Daytime radiative cooling shows great promise for cooling terrestrial objects without energy consumption. Intensive research has yielded numerous material candidates, such as nanophotonic structures and polymer-dielectric composites, however, challenges exist, ranging from the cost of nanofabrication for nanophotonic structures to environmental threats of micro and nanoplastics during polymer degradation under sunlight exposure. Moreover, the effect of a material's thermal conductivity on heat dissipation has been overlooked in the past. Herein, we report the synthesis and study of a hierarchical hydroxyapatite inorganic radiative cooling (HIRC) metapaper to simultaneously achieve efficient radiative cooling and enhanced thermal dissipation to accelerate heat release. We demonstrate that the HIRC metapaper is featured with high solar reflectance (0.99) and high mid-infrared thermal emittance (0.90) and it yields a subambient temperature drop of 5.1 °C under solar irradiance of 950 W m−2 and a peak radiative cooling power of 104 W m−2 under the solar intensity of 910 W m−2 without polyethylene windshields. Moreover, the thermal conductivity of the metapaper exceeds that of polymer composites, thus enhancing the thermal dissipation from the underlying space. Furthermore, the hydroxyapatite's biocompatibility eliminates the concern of micro and nanoplastics release into the environment.
Bibliographical noteGenerated from Scopus record by KAUST IRTS on 2023-09-23
ASJC Scopus subject areas

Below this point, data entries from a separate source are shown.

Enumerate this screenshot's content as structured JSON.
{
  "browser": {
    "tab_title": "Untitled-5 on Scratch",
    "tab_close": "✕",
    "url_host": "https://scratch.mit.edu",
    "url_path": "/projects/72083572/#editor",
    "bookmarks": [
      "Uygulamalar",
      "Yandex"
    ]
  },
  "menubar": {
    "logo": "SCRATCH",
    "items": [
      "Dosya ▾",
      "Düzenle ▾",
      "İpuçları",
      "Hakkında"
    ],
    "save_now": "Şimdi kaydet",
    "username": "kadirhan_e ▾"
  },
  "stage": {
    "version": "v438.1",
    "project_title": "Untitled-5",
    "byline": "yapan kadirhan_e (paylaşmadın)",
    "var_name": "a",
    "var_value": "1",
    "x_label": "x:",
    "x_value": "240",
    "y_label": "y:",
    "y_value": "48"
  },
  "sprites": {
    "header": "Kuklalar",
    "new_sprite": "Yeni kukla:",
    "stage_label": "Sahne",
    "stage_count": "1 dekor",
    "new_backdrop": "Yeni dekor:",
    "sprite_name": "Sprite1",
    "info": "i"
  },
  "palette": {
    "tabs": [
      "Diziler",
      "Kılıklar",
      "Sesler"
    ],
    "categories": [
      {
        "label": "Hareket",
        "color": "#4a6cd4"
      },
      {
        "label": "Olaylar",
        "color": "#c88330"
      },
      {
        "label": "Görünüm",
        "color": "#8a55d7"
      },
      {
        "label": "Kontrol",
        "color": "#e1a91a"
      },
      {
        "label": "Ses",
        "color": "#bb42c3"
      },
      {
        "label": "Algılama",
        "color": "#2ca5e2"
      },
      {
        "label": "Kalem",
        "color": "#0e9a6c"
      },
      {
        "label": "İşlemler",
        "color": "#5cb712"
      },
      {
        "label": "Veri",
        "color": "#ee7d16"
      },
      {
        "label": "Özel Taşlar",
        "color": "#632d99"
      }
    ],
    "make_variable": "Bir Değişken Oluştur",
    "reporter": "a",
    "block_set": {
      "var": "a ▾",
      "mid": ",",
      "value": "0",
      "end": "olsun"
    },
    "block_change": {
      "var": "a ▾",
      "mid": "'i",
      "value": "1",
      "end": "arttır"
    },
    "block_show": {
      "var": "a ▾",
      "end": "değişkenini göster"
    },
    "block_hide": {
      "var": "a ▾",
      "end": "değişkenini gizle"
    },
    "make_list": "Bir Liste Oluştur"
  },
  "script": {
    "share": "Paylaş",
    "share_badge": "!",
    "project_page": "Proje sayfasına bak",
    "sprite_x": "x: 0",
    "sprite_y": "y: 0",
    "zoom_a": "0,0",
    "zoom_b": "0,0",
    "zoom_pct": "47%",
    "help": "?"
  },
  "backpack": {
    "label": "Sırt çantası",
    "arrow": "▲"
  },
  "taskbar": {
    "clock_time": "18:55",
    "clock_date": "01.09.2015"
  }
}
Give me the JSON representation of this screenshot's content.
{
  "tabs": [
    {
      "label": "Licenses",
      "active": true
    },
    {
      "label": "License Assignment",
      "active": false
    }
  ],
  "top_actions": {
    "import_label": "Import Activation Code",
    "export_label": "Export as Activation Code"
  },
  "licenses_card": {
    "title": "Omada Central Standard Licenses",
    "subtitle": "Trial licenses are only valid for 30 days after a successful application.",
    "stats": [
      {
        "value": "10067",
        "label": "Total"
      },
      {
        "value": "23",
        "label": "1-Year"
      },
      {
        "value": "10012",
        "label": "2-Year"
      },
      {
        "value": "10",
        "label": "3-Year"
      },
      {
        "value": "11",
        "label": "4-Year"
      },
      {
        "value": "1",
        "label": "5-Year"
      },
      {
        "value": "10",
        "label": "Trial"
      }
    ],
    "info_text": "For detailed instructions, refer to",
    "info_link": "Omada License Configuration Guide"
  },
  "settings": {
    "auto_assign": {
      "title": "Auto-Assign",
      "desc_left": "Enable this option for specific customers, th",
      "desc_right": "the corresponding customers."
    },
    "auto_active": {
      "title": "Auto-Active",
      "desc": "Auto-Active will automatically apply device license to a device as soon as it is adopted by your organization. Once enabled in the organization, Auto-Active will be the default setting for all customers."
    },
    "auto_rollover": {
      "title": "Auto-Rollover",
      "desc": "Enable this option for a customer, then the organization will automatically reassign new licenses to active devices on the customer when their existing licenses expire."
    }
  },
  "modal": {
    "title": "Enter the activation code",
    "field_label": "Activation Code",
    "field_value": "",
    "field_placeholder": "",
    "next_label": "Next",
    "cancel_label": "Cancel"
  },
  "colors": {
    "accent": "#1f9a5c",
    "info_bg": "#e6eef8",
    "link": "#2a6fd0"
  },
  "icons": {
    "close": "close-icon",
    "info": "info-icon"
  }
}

- Renewable Energy, Sustainability and the Environment
- Materials Science(all)
- Electrical and Electronic Engineering